HTML and CSS Reference
my favorite CSS developing tools is bearcss.com , which allows uploading of your raw HTML markup and builds a
boilerplate CSS template for you to style on. It's a huge time-saver, as you don't need to rewrite a bunch of element
declarations after building the markup.
As the CSS level 3 spec gets adopted in union with HTML5, each browser manufacturer is using its own prefixes to
distinguish what is emerging from what is standard inside the browser's rendering engine. Thus, using emerging CSS
features, you'll need to include prefixes for Webkit, Mozilla, Microsoft, and Opera—assuming, that is, that you'll be
targeting all browsers in your next HTML5 campaign (that's usually the case). A few examples of vendor prefixes are,
respectively, -webkit , -moz , -ms , and -o ; using these prefixes as you build with the emerging CSS spec will ensure
you've got the latest bleeding-edge CSS3 feature set within your respective browser environments.
■ as the spec is adopted across browsers, the need for these prefixes will diminish, the result being that
developers will have to go back into the code base to remove them so that nothing breaks down the line once support
drops for the prefixed version of the code.
As we all know, ads usually have a much shorter life cycle than traditional web content, but it's very important to
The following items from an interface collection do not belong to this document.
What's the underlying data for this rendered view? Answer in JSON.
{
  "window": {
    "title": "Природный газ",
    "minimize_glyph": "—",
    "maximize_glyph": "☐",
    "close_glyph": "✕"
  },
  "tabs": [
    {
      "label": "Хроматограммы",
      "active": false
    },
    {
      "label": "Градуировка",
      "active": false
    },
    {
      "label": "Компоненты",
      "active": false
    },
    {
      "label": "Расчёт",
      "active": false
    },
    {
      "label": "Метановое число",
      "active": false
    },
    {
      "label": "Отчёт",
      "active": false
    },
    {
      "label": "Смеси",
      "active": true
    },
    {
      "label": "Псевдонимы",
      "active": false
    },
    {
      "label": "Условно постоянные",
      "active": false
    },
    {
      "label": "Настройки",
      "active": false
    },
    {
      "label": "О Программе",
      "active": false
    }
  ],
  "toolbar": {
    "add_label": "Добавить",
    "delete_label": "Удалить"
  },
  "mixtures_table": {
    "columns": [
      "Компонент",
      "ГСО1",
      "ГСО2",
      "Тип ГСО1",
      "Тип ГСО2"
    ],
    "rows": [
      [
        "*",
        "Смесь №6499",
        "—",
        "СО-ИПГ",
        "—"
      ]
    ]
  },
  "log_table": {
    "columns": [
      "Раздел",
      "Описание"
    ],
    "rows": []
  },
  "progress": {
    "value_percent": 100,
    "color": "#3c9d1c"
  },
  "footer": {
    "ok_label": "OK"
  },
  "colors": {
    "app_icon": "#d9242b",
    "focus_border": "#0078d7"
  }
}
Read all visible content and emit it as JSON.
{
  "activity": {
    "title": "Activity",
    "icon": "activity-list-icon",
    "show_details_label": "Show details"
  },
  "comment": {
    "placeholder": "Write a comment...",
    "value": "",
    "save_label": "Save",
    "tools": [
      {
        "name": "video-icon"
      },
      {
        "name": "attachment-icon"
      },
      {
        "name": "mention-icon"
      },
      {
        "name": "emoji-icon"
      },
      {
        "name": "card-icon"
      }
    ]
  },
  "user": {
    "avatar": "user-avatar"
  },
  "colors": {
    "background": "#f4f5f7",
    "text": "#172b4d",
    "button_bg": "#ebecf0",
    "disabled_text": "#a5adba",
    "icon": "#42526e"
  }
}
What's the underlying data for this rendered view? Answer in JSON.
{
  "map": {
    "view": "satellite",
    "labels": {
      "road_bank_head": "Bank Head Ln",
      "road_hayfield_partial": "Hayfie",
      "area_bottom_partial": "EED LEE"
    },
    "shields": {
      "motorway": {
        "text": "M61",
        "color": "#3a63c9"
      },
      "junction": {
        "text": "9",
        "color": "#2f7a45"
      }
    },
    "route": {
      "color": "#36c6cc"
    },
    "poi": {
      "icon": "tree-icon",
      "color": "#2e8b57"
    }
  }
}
keep vendor prefixes in mind as you deploy content. Failing to do so will be a real pain if you want to build something
now that's sustainable for the future. Think of anything with a vendor prefix as a sneak peak at what's to come although
the feature you're using could be removed in later versions of the browser. A really good tool to use as you develop
with this budding standard is prefixer.com . Prefixer allows you to develop with CSS. With one click of a button,
it translates all the necessary vendor prefixes for you automatically—another huge time-saver! For the latest CSS3 spec,
visit the W3C current drafts at w3.org/Style/CSS .
A very important function of CSS, one that's been around since version 2 but gets lumped into CSS3, is the ability to
leverage media queries. A media query allows you to do just as what the term states: query the device or screen for
the media it supports. Useful media examples include device width, device height, pixel density, and orientation.
These features are tremendously important in mobile development and are the foundation of responsive web design.
By making use of them, developers can create a CSS document that dynamically adjusts web content to the device
accessing it. A few really great responsive web design frameworks are Foundation ( foundation.zurb.com ) , 320 and
Up ( stuffandnonsense.co.uk/projects/320andup ), and the Golden Grid System ( goldengridsystem.com ) . These
tools provide a blueprint for developing a single unified experience across screen.
This approach is great in the web development world, but note that when building ads with this format in mind,
it's almost certain that k-weight will increase, as you're taking into consideration more than one screen—and that
means more CSS declarations. Before development, I'd recommend reaching out to your publishers to determine
whether they want a responsive ad layout or new tags generated for all screen variations. In reality it comes down to
what the publisher wants. Often it'll be more ad inventory to sell, so they'll fire more than one impression if the user
reorients their device or scales their browser on a responsive layout. The ad inventory will change rather than adapt,
which will result in what seems like more ad inventory for the publisher and will require an ad server to generate
separate tags for each size; the publisher or first-party ad server will need to adjust accordingly. A good practice is to
strip out the CSS content into its necessary parts and load external style sheets specific to the device by using media
queries. This way you don't bring in unwanted CSS code for a user viewing on a mobile device that doesn't meet
the media query rules applied—or even worse, a device with very limited bandwidth. Using our earlier example,
Listing 3-2 leverages media queries for a tablet device and a television and takes its orientation into consideration.